Thus, history makes it easy to predict how the upcoming midterm elections will change the direction of American public policy. The bad news is that not much will happen. The good news is that not much will happen. What this election will do is move the political thermometer a little to the right. The midterm elections for second term presidents almost always bring setbacks for the president’s party. As a result, we can expect that the Republicans will pick up seats in both the House and the Senate.

Republicans already control the House of Representatives, so a small GOP increase there will have no significant impact on policy. In the Senate, Democrats are likely to lose their slim majority, but that doesn’t mean much either.

Why wouldn’t Republican control of the Senate mean much? Because all presidents who have served a second term since 1952 have presided over a divided government. Consequently, President Obama will have the same problems every other modern lame duck president has had. His days of appointing Supreme Court justices and large numbers of federal judges are probably over. So are his chances of passing groundbreaking legislation and of getting Senate ratification of treaties. Only his substantial powers as Chief Executive and Commander in Chief will remain intact.

A Republican majority in Congress may try to force the President to sign legislation he doesn’t want in order to get something the President desperately needs; for example, an increase in the debt limit. But these moves rarely redound to Congress’ favor and a lame duck President doesn’t have to play to the polls. The reality is that as long as the President has the veto and one third plus one vote in either House, the he doesn’t have to accept any legislation he doesn’t want.

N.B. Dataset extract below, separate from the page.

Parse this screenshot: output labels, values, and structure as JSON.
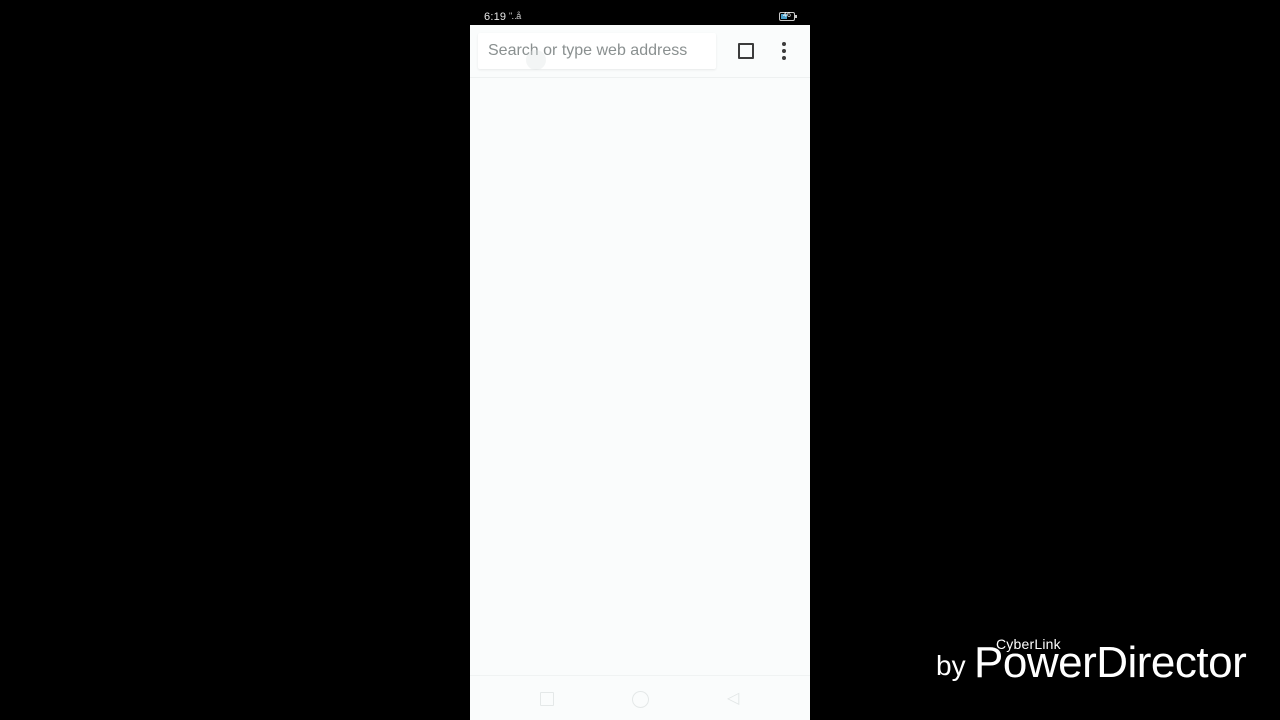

Gridlock is an inaccurate term to describe all this because the most essential government functions will still get done. Despite the rhetoric of the extremes, the President and members of Congress are loyal Americans, and they will make sure the military and most domestic programs continue to be funded.

Sadly, however, the divided government of today is not the divided government of the 1950s, 60s, 70s, or 80s, when Democrats and Republicans worked together more frequently. Yesterday’s gentle pace of policy change has slowed to an almost complete halt. As a result, lingering problems fester, rendering harm to America by a thousand cuts and furthering the public’s loss of faith in the political system. In the long run, that disappointment will be the real consequence of this year’s election.